TASK ITEM – Each entry should be restated word for word, with all pictures left out.

MATERIAL FOR THIS TASK –
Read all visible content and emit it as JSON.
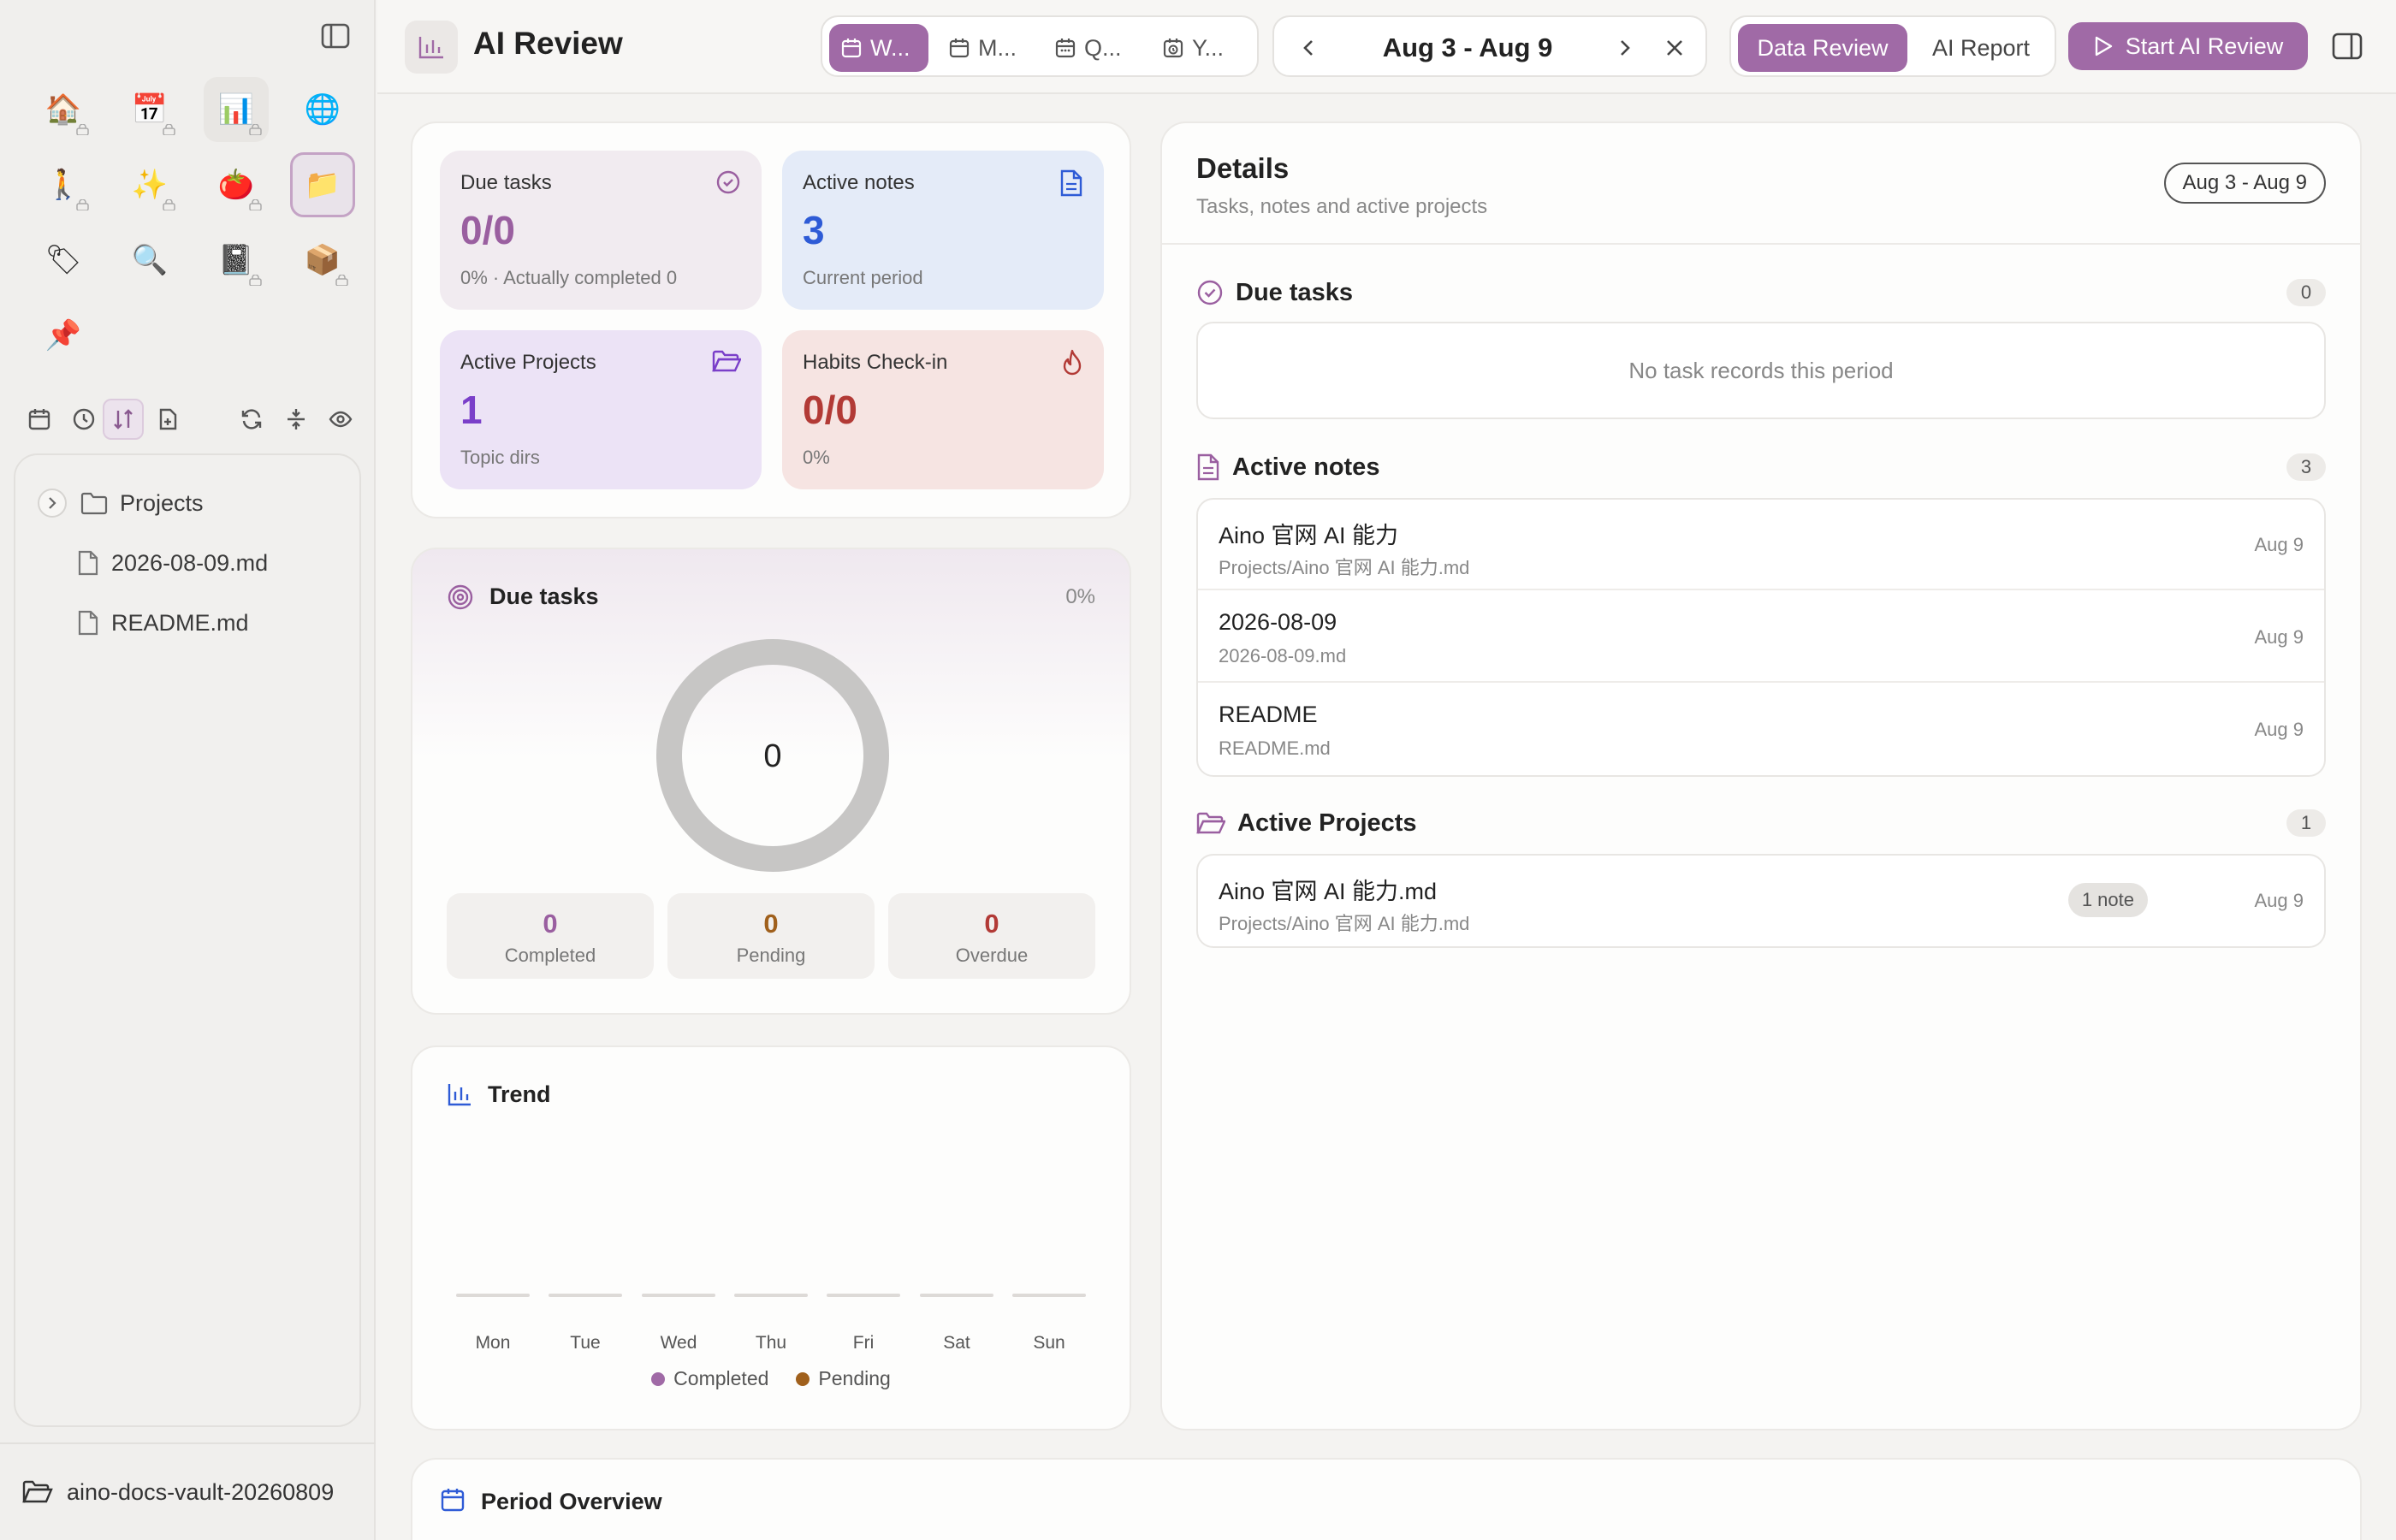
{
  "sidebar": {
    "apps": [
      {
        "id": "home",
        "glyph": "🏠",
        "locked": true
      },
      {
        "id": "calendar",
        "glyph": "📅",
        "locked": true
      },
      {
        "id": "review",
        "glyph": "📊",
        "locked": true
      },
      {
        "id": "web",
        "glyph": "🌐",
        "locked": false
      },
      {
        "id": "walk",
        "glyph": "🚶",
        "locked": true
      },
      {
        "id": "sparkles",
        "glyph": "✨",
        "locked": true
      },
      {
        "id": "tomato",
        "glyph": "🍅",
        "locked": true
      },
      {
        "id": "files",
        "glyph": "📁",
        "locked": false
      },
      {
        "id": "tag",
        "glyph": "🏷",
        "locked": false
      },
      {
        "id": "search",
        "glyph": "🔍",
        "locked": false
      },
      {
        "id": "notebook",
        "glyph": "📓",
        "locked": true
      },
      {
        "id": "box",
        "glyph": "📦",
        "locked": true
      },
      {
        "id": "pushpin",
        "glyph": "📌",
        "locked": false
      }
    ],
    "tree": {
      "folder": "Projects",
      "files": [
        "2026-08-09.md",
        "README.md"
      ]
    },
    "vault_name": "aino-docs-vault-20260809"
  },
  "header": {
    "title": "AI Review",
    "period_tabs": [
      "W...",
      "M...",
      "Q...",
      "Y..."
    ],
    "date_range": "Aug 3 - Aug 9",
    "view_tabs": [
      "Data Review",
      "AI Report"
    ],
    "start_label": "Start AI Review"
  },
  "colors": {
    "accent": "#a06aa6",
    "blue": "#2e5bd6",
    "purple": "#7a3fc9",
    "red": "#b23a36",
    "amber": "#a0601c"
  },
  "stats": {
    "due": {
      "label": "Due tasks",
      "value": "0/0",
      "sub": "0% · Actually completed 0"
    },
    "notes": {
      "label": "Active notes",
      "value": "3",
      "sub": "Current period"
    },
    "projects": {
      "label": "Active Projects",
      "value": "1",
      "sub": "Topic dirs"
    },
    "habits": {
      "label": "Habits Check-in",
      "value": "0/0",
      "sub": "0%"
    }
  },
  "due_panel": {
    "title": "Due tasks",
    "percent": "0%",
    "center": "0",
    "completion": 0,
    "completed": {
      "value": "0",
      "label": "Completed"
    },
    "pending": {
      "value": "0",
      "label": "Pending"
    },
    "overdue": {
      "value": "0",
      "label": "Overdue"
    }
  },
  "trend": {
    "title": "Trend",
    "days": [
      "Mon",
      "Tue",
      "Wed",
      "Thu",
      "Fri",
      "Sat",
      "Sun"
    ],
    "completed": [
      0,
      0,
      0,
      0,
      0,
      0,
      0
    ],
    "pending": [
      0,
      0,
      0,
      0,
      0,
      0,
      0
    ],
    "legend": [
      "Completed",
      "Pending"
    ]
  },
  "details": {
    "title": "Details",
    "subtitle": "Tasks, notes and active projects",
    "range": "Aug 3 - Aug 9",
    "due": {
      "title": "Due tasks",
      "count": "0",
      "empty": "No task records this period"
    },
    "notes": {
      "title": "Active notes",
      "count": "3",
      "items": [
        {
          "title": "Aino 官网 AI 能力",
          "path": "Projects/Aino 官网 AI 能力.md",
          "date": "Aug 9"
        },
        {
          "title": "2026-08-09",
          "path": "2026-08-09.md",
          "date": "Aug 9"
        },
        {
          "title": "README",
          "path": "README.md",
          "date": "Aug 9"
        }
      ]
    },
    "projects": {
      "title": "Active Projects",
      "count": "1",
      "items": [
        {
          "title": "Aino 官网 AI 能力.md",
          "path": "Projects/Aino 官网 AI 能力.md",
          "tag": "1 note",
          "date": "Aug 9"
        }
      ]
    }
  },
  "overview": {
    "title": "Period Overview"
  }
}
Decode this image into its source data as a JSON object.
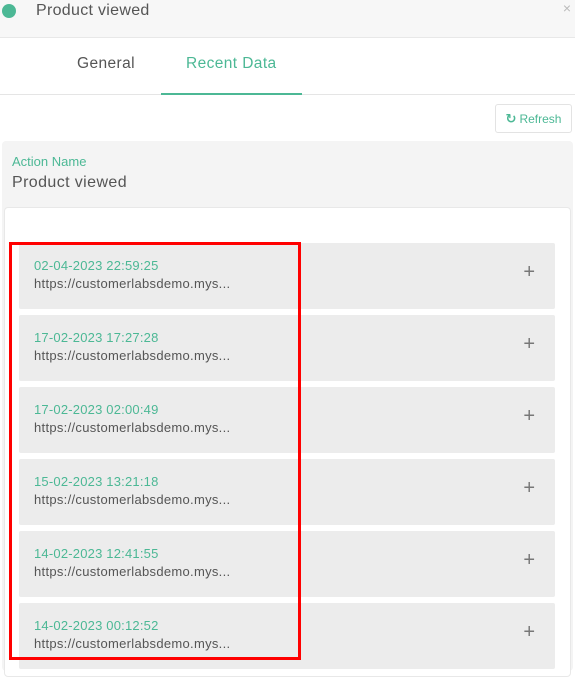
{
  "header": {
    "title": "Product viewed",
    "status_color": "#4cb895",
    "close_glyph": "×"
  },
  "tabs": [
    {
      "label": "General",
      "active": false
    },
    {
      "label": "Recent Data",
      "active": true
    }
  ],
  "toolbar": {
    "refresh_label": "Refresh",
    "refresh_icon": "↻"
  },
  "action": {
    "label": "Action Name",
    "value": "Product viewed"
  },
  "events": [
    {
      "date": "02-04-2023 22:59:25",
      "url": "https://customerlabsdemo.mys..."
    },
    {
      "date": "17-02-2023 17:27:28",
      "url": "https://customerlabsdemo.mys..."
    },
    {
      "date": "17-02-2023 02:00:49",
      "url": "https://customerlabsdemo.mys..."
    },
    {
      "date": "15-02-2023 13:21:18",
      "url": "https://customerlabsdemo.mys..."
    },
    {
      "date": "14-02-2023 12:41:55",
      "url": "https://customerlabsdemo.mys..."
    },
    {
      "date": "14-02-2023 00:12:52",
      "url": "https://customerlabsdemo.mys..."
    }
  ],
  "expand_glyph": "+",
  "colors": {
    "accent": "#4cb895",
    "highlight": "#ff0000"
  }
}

ANSWER TO THE PROBLEM –
Read all visible content and emit it as JSON.
{
  "sidebar": {
    "apps": [
      {
        "id": "home",
        "glyph": "🏠",
        "locked": true
      },
      {
        "id": "calendar",
        "glyph": "📅",
        "locked": true
      },
      {
        "id": "review",
        "glyph": "📊",
        "locked": true
      },
      {
        "id": "web",
        "glyph": "🌐",
        "locked": false
      },
      {
        "id": "walk",
        "glyph": "🚶",
        "locked": true
      },
      {
        "id": "sparkles",
        "glyph": "✨",
        "locked": true
      },
      {
        "id": "tomato",
        "glyph": "🍅",
        "locked": true
      },
      {
        "id": "files",
        "glyph": "📁",
        "locked": false
      },
      {
        "id": "tag",
        "glyph": "🏷",
        "locked": false
      },
      {
        "id": "search",
        "glyph": "🔍",
        "locked": false
      },
      {
        "id": "notebook",
        "glyph": "📓",
        "locked": true
      },
      {
        "id": "box",
        "glyph": "📦",
        "locked": true
      },
      {
        "id": "pushpin",
        "glyph": "📌",
        "locked": false
      }
    ],
    "tree": {
      "folder": "Projects",
      "files": [
        "2026-08-09.md",
        "README.md"
      ]
    },
    "vault_name": "aino-docs-vault-20260809"
  },
  "header": {
    "title": "AI Review",
    "period_tabs": [
      "W...",
      "M...",
      "Q...",
      "Y..."
    ],
    "date_range": "Aug 3 - Aug 9",
    "view_tabs": [
      "Data Review",
      "AI Report"
    ],
    "start_label": "Start AI Review"
  },
  "colors": {
    "accent": "#a06aa6",
    "blue": "#2e5bd6",
    "purple": "#7a3fc9",
    "red": "#b23a36",
    "amber": "#a0601c"
  },
  "stats": {
    "due": {
      "label": "Due tasks",
      "value": "0/0",
      "sub": "0% · Actually completed 0"
    },
    "notes": {
      "label": "Active notes",
      "value": "3",
      "sub": "Current period"
    },
    "projects": {
      "label": "Active Projects",
      "value": "1",
      "sub": "Topic dirs"
    },
    "habits": {
      "label": "Habits Check-in",
      "value": "0/0",
      "sub": "0%"
    }
  },
  "due_panel": {
    "title": "Due tasks",
    "percent": "0%",
    "center": "0",
    "completion": 0,
    "completed": {
      "value": "0",
      "label": "Completed"
    },
    "pending": {
      "value": "0",
      "label": "Pending"
    },
    "overdue": {
      "value": "0",
      "label": "Overdue"
    }
  },
  "trend": {
    "title": "Trend",
    "days": [
      "Mon",
      "Tue",
      "Wed",
      "Thu",
      "Fri",
      "Sat",
      "Sun"
    ],
    "completed": [
      0,
      0,
      0,
      0,
      0,
      0,
      0
    ],
    "pending": [
      0,
      0,
      0,
      0,
      0,
      0,
      0
    ],
    "legend": [
      "Completed",
      "Pending"
    ]
  },
  "details": {
    "title": "Details",
    "subtitle": "Tasks, notes and active projects",
    "range": "Aug 3 - Aug 9",
    "due": {
      "title": "Due tasks",
      "count": "0",
      "empty": "No task records this period"
    },
    "notes": {
      "title": "Active notes",
      "count": "3",
      "items": [
        {
          "title": "Aino 官网 AI 能力",
          "path": "Projects/Aino 官网 AI 能力.md",
          "date": "Aug 9"
        },
        {
          "title": "2026-08-09",
          "path": "2026-08-09.md",
          "date": "Aug 9"
        },
        {
          "title": "README",
          "path": "README.md",
          "date": "Aug 9"
        }
      ]
    },
    "projects": {
      "title": "Active Projects",
      "count": "1",
      "items": [
        {
          "title": "Aino 官网 AI 能力.md",
          "path": "Projects/Aino 官网 AI 能力.md",
          "tag": "1 note",
          "date": "Aug 9"
        }
      ]
    }
  },
  "overview": {
    "title": "Period Overview"
  }
}
Decode this image into its source data as a JSON object.
{
  "header": {
    "title": "Product viewed",
    "status_color": "#4cb895",
    "close_glyph": "×"
  },
  "tabs": [
    {
      "label": "General",
      "active": false
    },
    {
      "label": "Recent Data",
      "active": true
    }
  ],
  "toolbar": {
    "refresh_label": "Refresh",
    "refresh_icon": "↻"
  },
  "action": {
    "label": "Action Name",
    "value": "Product viewed"
  },
  "events": [
    {
      "date": "02-04-2023 22:59:25",
      "url": "https://customerlabsdemo.mys..."
    },
    {
      "date": "17-02-2023 17:27:28",
      "url": "https://customerlabsdemo.mys..."
    },
    {
      "date": "17-02-2023 02:00:49",
      "url": "https://customerlabsdemo.mys..."
    },
    {
      "date": "15-02-2023 13:21:18",
      "url": "https://customerlabsdemo.mys..."
    },
    {
      "date": "14-02-2023 12:41:55",
      "url": "https://customerlabsdemo.mys..."
    },
    {
      "date": "14-02-2023 00:12:52",
      "url": "https://customerlabsdemo.mys..."
    }
  ],
  "expand_glyph": "+",
  "colors": {
    "accent": "#4cb895",
    "highlight": "#ff0000"
  }
}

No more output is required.